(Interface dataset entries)
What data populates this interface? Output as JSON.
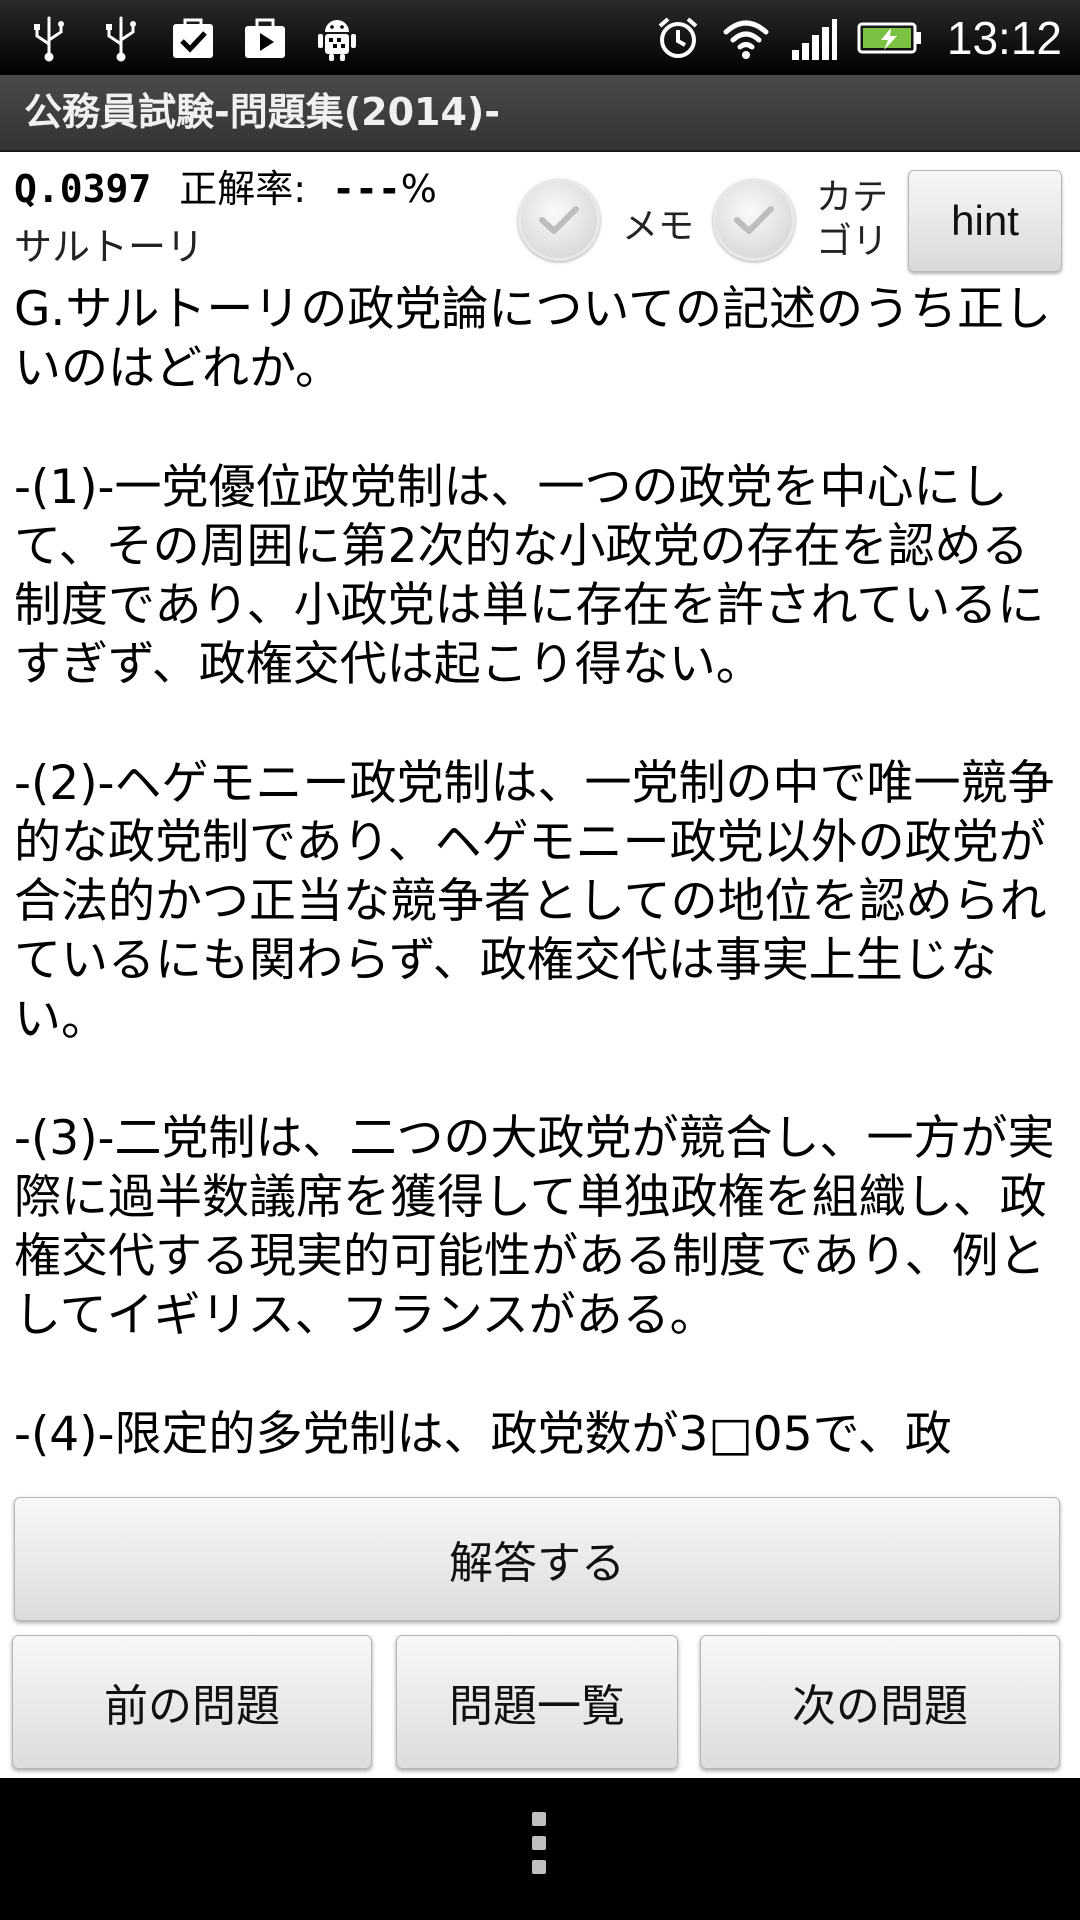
{
  "status_bar": {
    "left_icons": [
      "usb-icon",
      "usb-icon",
      "task-check-icon",
      "play-store-icon",
      "android-debug-icon"
    ],
    "right_icons": [
      "alarm-icon",
      "wifi-icon",
      "signal-icon",
      "battery-charging-icon"
    ],
    "time": "13:12"
  },
  "app": {
    "title": "公務員試験-問題集(2014)-"
  },
  "question": {
    "number": "Q.0397",
    "rate_label": "正解率:",
    "rate_value": "---",
    "rate_unit": "%",
    "category": "サルトーリ",
    "memo_label": "メモ",
    "category_check_label": "カテ\nゴリ",
    "hint_label": "hint",
    "stem": "G.サルトーリの政党論についての記述のうち正しいのはどれか。",
    "options": [
      "-(1)-一党優位政党制は、一つの政党を中心にして、その周囲に第2次的な小政党の存在を認める制度であり、小政党は単に存在を許されているにすぎず、政権交代は起こり得ない。",
      "-(2)-ヘゲモニー政党制は、一党制の中で唯一競争的な政党制であり、ヘゲモニー政党以外の政党が合法的かつ正当な競争者としての地位を認められているにも関わらず、政権交代は事実上生じない。",
      "-(3)-二党制は、二つの大政党が競合し、一方が実際に過半数議席を獲得して単独政権を組織し、政権交代する現実的可能性がある制度であり、例としてイギリス、フランスがある。",
      "-(4)-限定的多党制は、政党数が3□05で、政"
    ]
  },
  "buttons": {
    "answer": "解答する",
    "prev": "前の問題",
    "list": "問題一覧",
    "next": "次の問題"
  }
}
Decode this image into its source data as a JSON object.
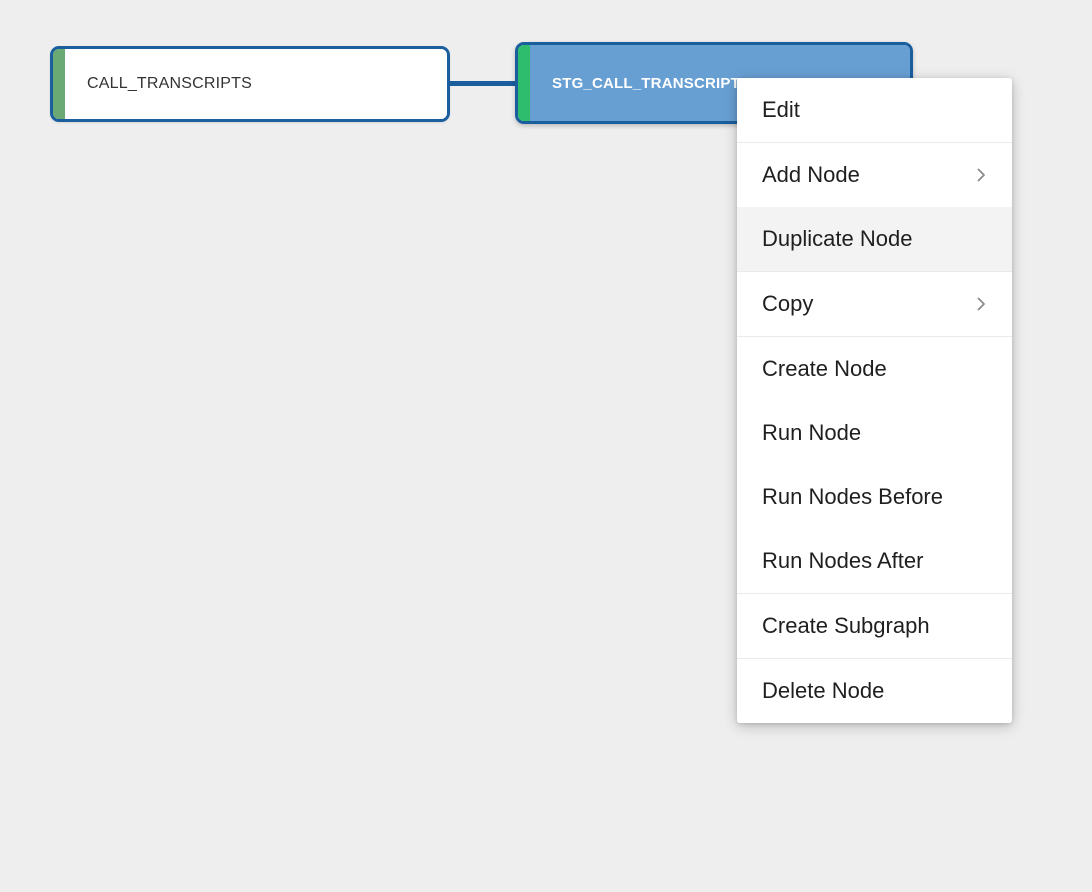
{
  "canvas": {
    "background_color": "#eeeeee"
  },
  "graph": {
    "nodes": [
      {
        "id": "call-transcripts",
        "label": "CALL_TRANSCRIPTS",
        "accent_color": "#6aa874",
        "fill_color": "#ffffff",
        "border_color": "#1b5e9e",
        "selected": false
      },
      {
        "id": "stg-call-transcripts-german",
        "label": "STG_CALL_TRANSCRIPTS_GERMAN",
        "accent_color": "#2ebc6d",
        "fill_color": "#689fd3",
        "border_color": "#1b5e9e",
        "selected": true
      }
    ],
    "edges": [
      {
        "id": "call-to-stg",
        "from": "call-transcripts",
        "to": "stg-call-transcripts-german",
        "color": "#1b5e9e"
      }
    ]
  },
  "context_menu": {
    "highlighted_item": "Duplicate Node",
    "chevron_icon": "chevron-right-icon",
    "groups": [
      {
        "items": [
          {
            "label": "Edit",
            "has_submenu": false,
            "highlighted": false
          }
        ]
      },
      {
        "items": [
          {
            "label": "Add Node",
            "has_submenu": true,
            "highlighted": false
          },
          {
            "label": "Duplicate Node",
            "has_submenu": false,
            "highlighted": true
          }
        ]
      },
      {
        "items": [
          {
            "label": "Copy",
            "has_submenu": true,
            "highlighted": false
          }
        ]
      },
      {
        "items": [
          {
            "label": "Create Node",
            "has_submenu": false,
            "highlighted": false
          },
          {
            "label": "Run Node",
            "has_submenu": false,
            "highlighted": false
          },
          {
            "label": "Run Nodes Before",
            "has_submenu": false,
            "highlighted": false
          },
          {
            "label": "Run Nodes After",
            "has_submenu": false,
            "highlighted": false
          }
        ]
      },
      {
        "items": [
          {
            "label": "Create Subgraph",
            "has_submenu": false,
            "highlighted": false
          }
        ]
      },
      {
        "items": [
          {
            "label": "Delete Node",
            "has_submenu": false,
            "highlighted": false
          }
        ]
      }
    ]
  }
}
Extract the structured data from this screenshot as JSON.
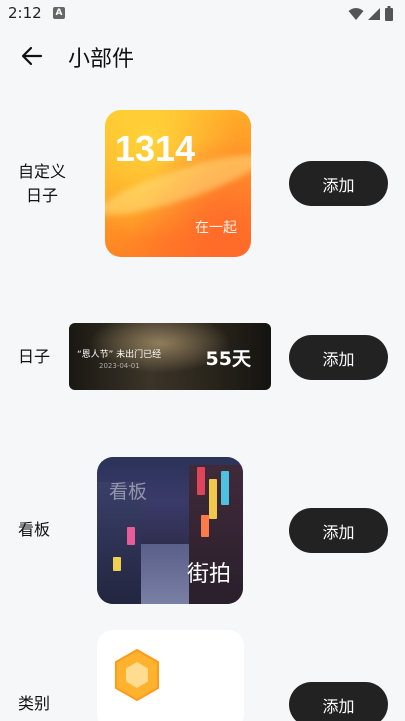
{
  "status_bar": {
    "time": "2:12",
    "notification_letter": "A",
    "icons": [
      "wifi-icon",
      "signal-icon",
      "battery-icon"
    ]
  },
  "header": {
    "back_icon": "arrow-left-icon",
    "title": "小部件"
  },
  "widgets": [
    {
      "label": "自定义\n日子",
      "button": "添加",
      "preview": {
        "number": "1314",
        "caption": "在一起"
      }
    },
    {
      "label": "日子",
      "button": "添加",
      "preview": {
        "title": "“恩人节” 未出门已经",
        "date": "2023-04-01",
        "count": "55天"
      }
    },
    {
      "label": "看板",
      "button": "添加",
      "preview": {
        "watermark": "看板",
        "caption": "街拍"
      }
    },
    {
      "label": "类别",
      "button": "添加",
      "preview": {
        "icon": "hexagon-icon"
      }
    }
  ],
  "colors": {
    "background": "#f6f7f9",
    "button_bg": "#222222",
    "button_text": "#ffffff",
    "hex_orange": "#ffb22e"
  }
}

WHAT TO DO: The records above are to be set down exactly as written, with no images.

EXPECTED ANSWER:
What data populates this interface? Output as JSON.
{
  "status_bar": {
    "left_icons": [
      "usb-icon",
      "usb-icon",
      "task-check-icon",
      "play-store-icon",
      "android-debug-icon"
    ],
    "right_icons": [
      "alarm-icon",
      "wifi-icon",
      "signal-icon",
      "battery-charging-icon"
    ],
    "time": "13:12"
  },
  "app": {
    "title": "公務員試験-問題集(2014)-"
  },
  "question": {
    "number": "Q.0397",
    "rate_label": "正解率:",
    "rate_value": "---",
    "rate_unit": "%",
    "category": "サルトーリ",
    "memo_label": "メモ",
    "category_check_label": "カテ\nゴリ",
    "hint_label": "hint",
    "stem": "G.サルトーリの政党論についての記述のうち正しいのはどれか。",
    "options": [
      "-(1)-一党優位政党制は、一つの政党を中心にして、その周囲に第2次的な小政党の存在を認める制度であり、小政党は単に存在を許されているにすぎず、政権交代は起こり得ない。",
      "-(2)-ヘゲモニー政党制は、一党制の中で唯一競争的な政党制であり、ヘゲモニー政党以外の政党が合法的かつ正当な競争者としての地位を認められているにも関わらず、政権交代は事実上生じない。",
      "-(3)-二党制は、二つの大政党が競合し、一方が実際に過半数議席を獲得して単独政権を組織し、政権交代する現実的可能性がある制度であり、例としてイギリス、フランスがある。",
      "-(4)-限定的多党制は、政党数が3□05で、政"
    ]
  },
  "buttons": {
    "answer": "解答する",
    "prev": "前の問題",
    "list": "問題一覧",
    "next": "次の問題"
  }
}
Decode this image into its source data as a JSON object.
{
  "canvas": {
    "background_color": "#eeeeee"
  },
  "graph": {
    "nodes": [
      {
        "id": "call-transcripts",
        "label": "CALL_TRANSCRIPTS",
        "accent_color": "#6aa874",
        "fill_color": "#ffffff",
        "border_color": "#1b5e9e",
        "selected": false
      },
      {
        "id": "stg-call-transcripts-german",
        "label": "STG_CALL_TRANSCRIPTS_GERMAN",
        "accent_color": "#2ebc6d",
        "fill_color": "#689fd3",
        "border_color": "#1b5e9e",
        "selected": true
      }
    ],
    "edges": [
      {
        "id": "call-to-stg",
        "from": "call-transcripts",
        "to": "stg-call-transcripts-german",
        "color": "#1b5e9e"
      }
    ]
  },
  "context_menu": {
    "highlighted_item": "Duplicate Node",
    "chevron_icon": "chevron-right-icon",
    "groups": [
      {
        "items": [
          {
            "label": "Edit",
            "has_submenu": false,
            "highlighted": false
          }
        ]
      },
      {
        "items": [
          {
            "label": "Add Node",
            "has_submenu": true,
            "highlighted": false
          },
          {
            "label": "Duplicate Node",
            "has_submenu": false,
            "highlighted": true
          }
        ]
      },
      {
        "items": [
          {
            "label": "Copy",
            "has_submenu": true,
            "highlighted": false
          }
        ]
      },
      {
        "items": [
          {
            "label": "Create Node",
            "has_submenu": false,
            "highlighted": false
          },
          {
            "label": "Run Node",
            "has_submenu": false,
            "highlighted": false
          },
          {
            "label": "Run Nodes Before",
            "has_submenu": false,
            "highlighted": false
          },
          {
            "label": "Run Nodes After",
            "has_submenu": false,
            "highlighted": false
          }
        ]
      },
      {
        "items": [
          {
            "label": "Create Subgraph",
            "has_submenu": false,
            "highlighted": false
          }
        ]
      },
      {
        "items": [
          {
            "label": "Delete Node",
            "has_submenu": false,
            "highlighted": false
          }
        ]
      }
    ]
  }
}
Extract the structured data from this screenshot as JSON.
{
  "status_bar": {
    "time": "2:12",
    "notification_letter": "A",
    "icons": [
      "wifi-icon",
      "signal-icon",
      "battery-icon"
    ]
  },
  "header": {
    "back_icon": "arrow-left-icon",
    "title": "小部件"
  },
  "widgets": [
    {
      "label": "自定义\n日子",
      "button": "添加",
      "preview": {
        "number": "1314",
        "caption": "在一起"
      }
    },
    {
      "label": "日子",
      "button": "添加",
      "preview": {
        "title": "“恩人节” 未出门已经",
        "date": "2023-04-01",
        "count": "55天"
      }
    },
    {
      "label": "看板",
      "button": "添加",
      "preview": {
        "watermark": "看板",
        "caption": "街拍"
      }
    },
    {
      "label": "类别",
      "button": "添加",
      "preview": {
        "icon": "hexagon-icon"
      }
    }
  ],
  "colors": {
    "background": "#f6f7f9",
    "button_bg": "#222222",
    "button_text": "#ffffff",
    "hex_orange": "#ffb22e"
  }
}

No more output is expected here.